The British Economy vs. Boris Johnson
Following Theresa May’s resignation last month, Parliament voted Wednesday to name Boris Johnson the UK’s new prime minister. A firebrand conservative and known rabble rouser, Johnson stands to further divide the British electorate, adding brinkmanship to issues that have strained UK politics for years—the predominate one being Brexit.
In the few days since his swearing in, Johnson has already offered rhetorical support toward exiting the EU on October 31—the deadline for deciding whether to extend deliberations in hopes of agreeing to a soft Brexit where only certain Brexit policies are enacted, or following through with a hard Brexit, dissolving all trade pacts between the UK and other EU countries. And as the UK closes in on this deadline, I am often reminded of my time in President Obama’s Council of Economic Advisers (CEA) where I, like everyone else in Washington, tried to predict how exactly Brexit would unfold.
As a junior CEA staffer during summer of 2016, I worked on a variety of interesting policy areas for the Council. But by far my favorite was briefing senior staffers on ongoing Brexit developments by monitoring market volatility and addressing any impacts Brexit had, or perhaps one day could have, on US capital markets. It was a really fun task, and one that I certainly will never forget. And on the Monday before the Brexit vote, during CEA’s weekly staff meeting where junior staffers get to discuss economic issues with senior economists and sometimes members who directly advise the President, I reported on my research and added a shockingly bold prediction on how things would play out.
The weekly meeting served as a progress report of sorts. Junior staffers updated senior economists on what, if any, progress was made on their reports, as well as what needed to be done to ensure its timely release. These meetings weren't particularly interesting. But Jay Shambaugh, one of President Obama's key economic advisers who ran the meetings, was a fun guy who would give junior staffers an opportunity to be heard on various economic issues facing the nation. He did this by having a “question of the week” discussion where each staffer would answer a question of Jay's choosing and explain the logic behind their answer. And that week's question was: “Will the UK vote for, or against, Brexit? And what affect will this have on UK GDP?”
Now I, like most in the office, predicted Brexit wouldn’t happen. It was a pretty safe bet at the time, but unfortunately turned out to be shockingly wrong; not unlike picking Hillary Clinton to win the White House in 2016. But I followed this analysis with some additional information that everyone found interesting.

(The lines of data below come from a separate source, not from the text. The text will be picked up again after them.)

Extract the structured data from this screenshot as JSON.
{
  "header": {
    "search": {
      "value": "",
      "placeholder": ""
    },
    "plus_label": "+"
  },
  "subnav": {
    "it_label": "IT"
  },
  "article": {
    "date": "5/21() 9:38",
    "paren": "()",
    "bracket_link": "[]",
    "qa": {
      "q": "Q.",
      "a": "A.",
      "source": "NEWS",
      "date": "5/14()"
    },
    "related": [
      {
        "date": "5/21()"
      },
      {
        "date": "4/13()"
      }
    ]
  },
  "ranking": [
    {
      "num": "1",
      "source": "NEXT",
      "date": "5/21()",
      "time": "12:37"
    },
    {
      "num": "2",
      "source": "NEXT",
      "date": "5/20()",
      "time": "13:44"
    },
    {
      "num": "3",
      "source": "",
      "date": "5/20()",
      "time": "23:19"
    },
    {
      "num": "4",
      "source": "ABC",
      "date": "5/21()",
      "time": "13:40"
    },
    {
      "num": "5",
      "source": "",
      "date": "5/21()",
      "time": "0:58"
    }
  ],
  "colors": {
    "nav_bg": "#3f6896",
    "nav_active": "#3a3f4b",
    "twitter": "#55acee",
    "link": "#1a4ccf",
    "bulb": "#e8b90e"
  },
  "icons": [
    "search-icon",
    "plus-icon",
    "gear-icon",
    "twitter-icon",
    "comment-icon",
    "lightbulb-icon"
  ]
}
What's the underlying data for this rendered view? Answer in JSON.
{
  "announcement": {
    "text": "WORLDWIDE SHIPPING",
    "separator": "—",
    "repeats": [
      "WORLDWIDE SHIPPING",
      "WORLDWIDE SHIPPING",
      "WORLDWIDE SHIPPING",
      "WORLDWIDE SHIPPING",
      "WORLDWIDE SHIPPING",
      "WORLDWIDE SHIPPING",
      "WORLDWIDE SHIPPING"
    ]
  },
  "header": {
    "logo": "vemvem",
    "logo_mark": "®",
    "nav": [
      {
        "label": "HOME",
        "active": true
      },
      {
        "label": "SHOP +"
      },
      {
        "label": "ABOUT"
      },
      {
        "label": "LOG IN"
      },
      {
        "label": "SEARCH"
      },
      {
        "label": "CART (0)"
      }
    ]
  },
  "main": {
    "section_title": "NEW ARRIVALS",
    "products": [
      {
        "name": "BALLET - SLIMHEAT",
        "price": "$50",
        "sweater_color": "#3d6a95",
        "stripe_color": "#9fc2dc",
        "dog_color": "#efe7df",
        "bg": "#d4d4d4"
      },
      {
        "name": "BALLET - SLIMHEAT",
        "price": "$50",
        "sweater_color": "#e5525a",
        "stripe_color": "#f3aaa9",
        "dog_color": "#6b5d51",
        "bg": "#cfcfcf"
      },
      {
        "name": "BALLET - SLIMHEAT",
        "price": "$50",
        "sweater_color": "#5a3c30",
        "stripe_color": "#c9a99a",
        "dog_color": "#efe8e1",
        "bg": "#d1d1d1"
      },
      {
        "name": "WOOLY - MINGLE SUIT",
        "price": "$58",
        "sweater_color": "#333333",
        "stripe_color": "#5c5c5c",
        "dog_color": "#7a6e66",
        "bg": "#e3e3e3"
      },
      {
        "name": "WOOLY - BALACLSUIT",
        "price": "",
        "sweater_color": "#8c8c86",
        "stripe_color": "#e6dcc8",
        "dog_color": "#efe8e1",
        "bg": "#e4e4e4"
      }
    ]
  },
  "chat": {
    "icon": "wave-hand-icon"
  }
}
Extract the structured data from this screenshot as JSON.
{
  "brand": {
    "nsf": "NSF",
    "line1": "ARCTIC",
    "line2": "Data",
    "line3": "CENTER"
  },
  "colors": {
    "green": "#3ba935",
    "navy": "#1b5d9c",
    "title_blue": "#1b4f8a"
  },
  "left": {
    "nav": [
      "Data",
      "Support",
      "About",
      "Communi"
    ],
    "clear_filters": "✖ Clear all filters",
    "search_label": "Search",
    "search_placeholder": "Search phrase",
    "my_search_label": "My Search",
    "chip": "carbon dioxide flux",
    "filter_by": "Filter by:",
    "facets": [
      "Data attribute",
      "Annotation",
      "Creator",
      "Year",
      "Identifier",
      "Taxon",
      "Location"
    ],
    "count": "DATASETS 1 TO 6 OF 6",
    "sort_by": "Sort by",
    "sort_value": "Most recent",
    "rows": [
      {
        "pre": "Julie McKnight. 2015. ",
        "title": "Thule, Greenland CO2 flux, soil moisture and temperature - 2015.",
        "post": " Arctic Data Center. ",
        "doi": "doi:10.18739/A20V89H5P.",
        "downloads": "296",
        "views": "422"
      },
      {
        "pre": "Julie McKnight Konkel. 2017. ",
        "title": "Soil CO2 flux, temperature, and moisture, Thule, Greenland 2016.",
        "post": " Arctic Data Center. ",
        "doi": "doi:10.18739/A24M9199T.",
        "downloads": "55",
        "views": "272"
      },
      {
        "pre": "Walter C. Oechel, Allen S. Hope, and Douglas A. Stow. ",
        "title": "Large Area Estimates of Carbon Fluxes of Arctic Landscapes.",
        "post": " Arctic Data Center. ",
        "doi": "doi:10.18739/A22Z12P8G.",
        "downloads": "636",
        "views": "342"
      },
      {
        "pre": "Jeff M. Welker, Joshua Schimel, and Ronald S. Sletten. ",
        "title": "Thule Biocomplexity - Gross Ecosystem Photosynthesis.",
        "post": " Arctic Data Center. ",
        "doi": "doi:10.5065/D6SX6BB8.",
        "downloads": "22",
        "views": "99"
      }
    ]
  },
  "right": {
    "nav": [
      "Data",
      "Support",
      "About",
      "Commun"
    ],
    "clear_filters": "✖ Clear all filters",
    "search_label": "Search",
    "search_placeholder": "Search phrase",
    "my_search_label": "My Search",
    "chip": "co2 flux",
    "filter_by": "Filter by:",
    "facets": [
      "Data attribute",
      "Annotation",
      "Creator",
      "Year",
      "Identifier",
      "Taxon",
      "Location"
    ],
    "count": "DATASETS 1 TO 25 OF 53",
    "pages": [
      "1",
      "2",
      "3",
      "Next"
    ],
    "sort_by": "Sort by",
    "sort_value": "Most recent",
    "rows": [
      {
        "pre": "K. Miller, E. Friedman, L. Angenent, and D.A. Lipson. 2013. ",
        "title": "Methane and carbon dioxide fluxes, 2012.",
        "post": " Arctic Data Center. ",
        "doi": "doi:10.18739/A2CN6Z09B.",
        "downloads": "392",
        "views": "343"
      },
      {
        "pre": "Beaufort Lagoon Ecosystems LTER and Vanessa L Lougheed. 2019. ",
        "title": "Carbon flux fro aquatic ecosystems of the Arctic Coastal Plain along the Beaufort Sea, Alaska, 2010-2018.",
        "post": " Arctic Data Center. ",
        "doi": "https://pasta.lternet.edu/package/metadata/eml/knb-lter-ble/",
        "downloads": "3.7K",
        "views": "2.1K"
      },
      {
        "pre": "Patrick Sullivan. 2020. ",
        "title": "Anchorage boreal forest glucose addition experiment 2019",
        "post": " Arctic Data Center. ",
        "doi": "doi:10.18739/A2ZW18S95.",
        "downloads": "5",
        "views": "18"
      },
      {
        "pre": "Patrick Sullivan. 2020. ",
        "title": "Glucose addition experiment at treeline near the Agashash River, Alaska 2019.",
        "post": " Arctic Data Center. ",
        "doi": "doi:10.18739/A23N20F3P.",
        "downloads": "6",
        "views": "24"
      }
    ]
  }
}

I said that if I am wrong and the UK does vote to leave the EU, nothing substantial would take place because UK policymakers would never let such an illogical policy take effect.
As you probably can imagine, much laughter followed. I am sure some even wondered why CEA ever hired me. But if I may, I have been mostly right about that prediction. Since the referendum in 2016, British parliamentarians, led by former Prime Minister May, have done everything in their power to avoid a hard Brexit, as many believe leaving the EU would issue such a body blow to the UK economy that it may never be the same again. And sure, available economic forecasts can't say definitively what Brexit's long term impact will be, but for sure Britain’s economy will take a hit one way or another. Tariffs would immediately take effect between current trading partners in the region, economic growth would slow as companies face higher prices for materials, and real household income would fall as consumers are passed on higher prices for producing goods and services.
So if Boris Johnson knows this, and I find it hard to believe he doesn’t, why is he so adamant about following through with leaving the EU?
Most likely it's because he was the primary face of the VOTE LEAVE campaign. He, along with other conservatives, led a populist movement that persuaded white middle income voters who have been negatively affected by automation and globalization to blame the EU for the hardship they have experienced over the last thirty years. But that narrative is a very myopic way of looking at what has really happened over that time period. And having been educated at Oxford, Boris Johnson certainly knows this. There is no way he believes exiting the EU would good for Britain’s economy.
But what Brexit may be good for is Boris Johnson’s political career. Standing by this issue, as illogical as it is, has served the prime minister well in the past and likely will in the future. Even if his constituents end up being hurt by Brexit, he will have earned their respect by following through on what he promised and what voters say they want.
So as he begins work at 10 Downing, he is faced with a crucial decision. Should he choose what is best for the British people by finding some way to resolve Brexit without drastic and perhaps irreversible economic consequences? Or should he stand on principle and give the people what they voted for: higher prices, lower output, and inevitable job losses?
Only he knows the answer to this question. But as I think back to that day in 2016 when I had little to lose other than making a stupidly arrogant Brexit prediction, I honestly believed no Prime Minister—regardless of political persuasion—would ever in their right mind support leaving the EU. But as we have seen in other career-driven, self centered populists like Boris Johnson, ideas that were once brushed off as merely unthinkable, inevitably become our present reality.